Beyond  /  Book Review

How the Philippines Were Crucial to the Making of American Empire

The US has long had a brutal, domineering relationship with the Philippines. And crucially, it’s depended on the labor of colonized Filipinos themselves.

In 1936, as the Great Depression overwhelmed the world and the threat of global war loomed, the United States aimed to build up military forces in the Philippines, its colony since 1898. Two years earlier, the United States had placed the Philippines on a ten-year path to independence under the Tydings-McDuffie Act. But independence demanded a Filipino, not US, army to defend the nation. The Americans expected to conscript ten thousand Filipinos for service in the Philippine Army, enticing them with the promise of a job.
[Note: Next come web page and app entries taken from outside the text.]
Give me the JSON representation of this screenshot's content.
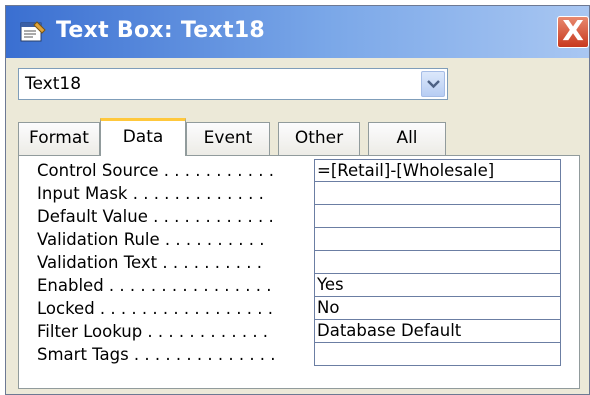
{
  "window": {
    "title": "Text Box: Text18",
    "close_label": "X"
  },
  "selector": {
    "value": "Text18"
  },
  "tabs": [
    {
      "label": "Format",
      "active": false
    },
    {
      "label": "Data",
      "active": true
    },
    {
      "label": "Event",
      "active": false
    },
    {
      "label": "Other",
      "active": false
    },
    {
      "label": "All",
      "active": false
    }
  ],
  "properties": [
    {
      "label": "Control Source . . . . . . . . . . .",
      "value": "=[Retail]-[Wholesale]"
    },
    {
      "label": "Input Mask . . . . . . . . . . . . .",
      "value": ""
    },
    {
      "label": "Default Value . . . . . . . . . . . .",
      "value": ""
    },
    {
      "label": "Validation Rule . . . . . . . . . .",
      "value": ""
    },
    {
      "label": "Validation Text . . . . . . . . . .",
      "value": ""
    },
    {
      "label": "Enabled . . . . . . . . . . . . . . . .",
      "value": "Yes"
    },
    {
      "label": "Locked . . . . . . . . . . . . . . . . .",
      "value": "No"
    },
    {
      "label": "Filter Lookup . . . . . . . . . . . .",
      "value": "Database Default"
    },
    {
      "label": "Smart Tags . . . . . . . . . . . . . .",
      "value": ""
    }
  ],
  "icons": {
    "title": "properties-icon",
    "dropdown": "chevron-down-icon",
    "close": "close-icon"
  },
  "colors": {
    "titlebar": "#3a6fd1",
    "active_tab_accent": "#ffc83c",
    "close_button": "#c8391f"
  }
}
Douglas MacArthur, a US Army general whose austere countenance concealed his obvious ego, led the effort as field marshal of the Philippine Army, wielding near-dictatorial power over the Philippines’ military and, soon, their political affairs. Yet when the Japanese invaded in January 1942, MacArthur’s efforts proved in vain — Japanese forces overwhelmed MacArthur and the Philippine Army in twelve weeks.

After MacArthur’s expulsion from the Philippines, his army remained, its troops scattered across the country. Some soldiers fought on behalf of the Americans, some allied with the Japanese. Others joined communist guerilla units to drive out both powers. MacArthur infamously vowed to return to the Philippines to reclaim victory — and he did in 1944. This time, MacArthur and the Americans overpowered the Japanese. Philippine independence, postponed by the Japanese occupation, became a reality in 1946.

America’s formal dispossession of the Philippines, and MacArthur’s concurrent transfer to Japan (which the US occupied under his command), birthed a new imperial moment for the United States. Filipino independence allowed the United States to reconstruct its Pacific empire under the guise of liberation through military dominance — an empire in service to the free world.

Historian Christopher Capozzola’s powerful new book, Bound by War, chronicles this history of America’s pre- and postwar empire in the Philippines and the broader Pacific. In Capozzola’s view, American and Filipinos’ experience of fighting and dying during the twentieth century wedded the two countries in an interminable and unequal union — their futures formed by an undying colonialism and the United States’ ascension to global primacy.

Filipinos’ participation in America’s way of war created these contorted bonds, Capozzola argues, but America’s desire for cheap, local (Filipino) labor maintained them. In its dependence on colonized laborers to run the colony, America’s empire was no different than the British and French empires of the twentieth century — each relied on local, cheap labor to maintain regional control and global influence. Unlike the British and French empires, though, labor on behalf of the military regularly became a means of obtaining social provisions in the United States after World War I.